"Typically, when a stock gets overbought it is ripe for a pullback because overbought stocks, ones with many buyers reaching to take in supply, tend to snap back after they have gotten too far away from their longer term trend line," the "Mad Money " host said.
Investors can determine if a stock is overbought or oversold by charting the ratio of higher closes, also known as the relative strength index, or RSI. This is a momentum oscillator that measures the direction that a stock is going, and the velocity of the move.
Cramer also matches the RSI of an individual stock to something else, maybe the relative strength of its sector or a larger index, and then measure the price action historically. He looks for anomalies where strength stands out, because that is a sign that there is a pending move or a change in momentum.
The inverse can also be true; a stock can also fall so fast that investors should expect it to snap back because it is technically oversold. These patterns are reliable indicators that a change in direction is about to occur, and are terrific action points.
So, for investors that are debating whether to buy a stock, have done all the research and find that the stock is overbought, Cramer said to wait for the inevitable pullback that almost always happens.
Sometimes stocks can even break through all of the ceilings of traditional significant measurement periods, and then stay overbought for weeks at a time. These stocks defy the notion of the inevitable gravitational pull of the old equilibrium line and can't be contained.
"When you spot these highly unusual moves you may be able to strap yourself into a real moon shot," Cramer said.
Volume is another key tool that chartists use to find pivots. It is often said that volume can be a lie detector to tell investors if a move is real or not. When there is a small move on light volume, technicians ignore it.
Chartists use volume to determine if large money managers are starting to accumulate or distribute the stock in an aggressive way.
They also measure something called an accumulation distribution line. This involves charting whether a stock closes higher on greater volume on any given day, versus lower or low volume. Most brokerage firms offer this kind of charting on their websites.
Cramer saw this occur with Monsanto in July 2012. He didn't care for the stock of the company at the time.

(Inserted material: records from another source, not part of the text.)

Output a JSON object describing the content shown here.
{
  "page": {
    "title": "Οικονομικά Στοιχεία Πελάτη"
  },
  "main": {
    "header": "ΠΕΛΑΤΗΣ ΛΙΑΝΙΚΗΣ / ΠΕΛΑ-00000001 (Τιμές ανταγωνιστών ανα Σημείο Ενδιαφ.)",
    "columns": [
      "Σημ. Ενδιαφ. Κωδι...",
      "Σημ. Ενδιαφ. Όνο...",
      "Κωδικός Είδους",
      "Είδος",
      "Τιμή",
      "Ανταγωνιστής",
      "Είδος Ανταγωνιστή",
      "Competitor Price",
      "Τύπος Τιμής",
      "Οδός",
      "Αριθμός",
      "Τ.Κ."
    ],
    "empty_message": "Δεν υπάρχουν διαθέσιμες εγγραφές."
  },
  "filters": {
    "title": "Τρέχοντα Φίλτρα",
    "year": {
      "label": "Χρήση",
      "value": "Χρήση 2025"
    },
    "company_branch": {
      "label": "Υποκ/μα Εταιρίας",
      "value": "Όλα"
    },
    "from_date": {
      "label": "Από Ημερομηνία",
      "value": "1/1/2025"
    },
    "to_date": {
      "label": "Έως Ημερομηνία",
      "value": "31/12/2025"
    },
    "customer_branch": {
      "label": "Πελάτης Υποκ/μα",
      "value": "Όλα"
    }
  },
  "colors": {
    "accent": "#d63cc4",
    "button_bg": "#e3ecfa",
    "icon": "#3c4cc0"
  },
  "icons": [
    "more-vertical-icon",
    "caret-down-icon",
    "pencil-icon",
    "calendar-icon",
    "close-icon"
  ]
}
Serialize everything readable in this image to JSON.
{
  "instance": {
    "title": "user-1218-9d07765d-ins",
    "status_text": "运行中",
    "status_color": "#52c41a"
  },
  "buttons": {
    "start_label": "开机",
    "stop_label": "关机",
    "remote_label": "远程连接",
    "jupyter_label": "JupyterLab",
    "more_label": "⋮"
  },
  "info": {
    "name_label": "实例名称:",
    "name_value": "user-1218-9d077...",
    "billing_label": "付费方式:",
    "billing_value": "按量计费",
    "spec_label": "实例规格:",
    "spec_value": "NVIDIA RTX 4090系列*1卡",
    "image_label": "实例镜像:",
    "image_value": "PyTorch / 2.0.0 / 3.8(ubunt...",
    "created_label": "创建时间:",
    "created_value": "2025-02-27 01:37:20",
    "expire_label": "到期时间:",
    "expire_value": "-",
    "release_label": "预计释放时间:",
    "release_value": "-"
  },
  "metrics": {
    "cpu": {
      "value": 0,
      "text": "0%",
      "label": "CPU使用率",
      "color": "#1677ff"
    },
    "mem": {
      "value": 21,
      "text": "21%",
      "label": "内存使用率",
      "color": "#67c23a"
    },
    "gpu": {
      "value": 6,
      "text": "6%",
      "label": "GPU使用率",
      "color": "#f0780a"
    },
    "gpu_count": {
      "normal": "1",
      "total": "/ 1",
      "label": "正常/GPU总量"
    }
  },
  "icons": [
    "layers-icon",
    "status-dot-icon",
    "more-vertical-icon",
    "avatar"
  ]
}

But the accumulation-distribution line showed that the stock had down days with light volume and up days with heavy volume. That was a sure sign that more money was flowing into the stock, rather than out of it.
It turns out that Monsanto's stock had started correlating with the price of corn, which was going higher because of new demand for ethanol engendered by government price supports. Cramer was too concerned about near-term earnings, and worries about a shortfall to recognize what was happening.
"Powerful moves can, and often do, elude those who are only focused on the underlying companies and not the action of the stocks themselves," Cramer said.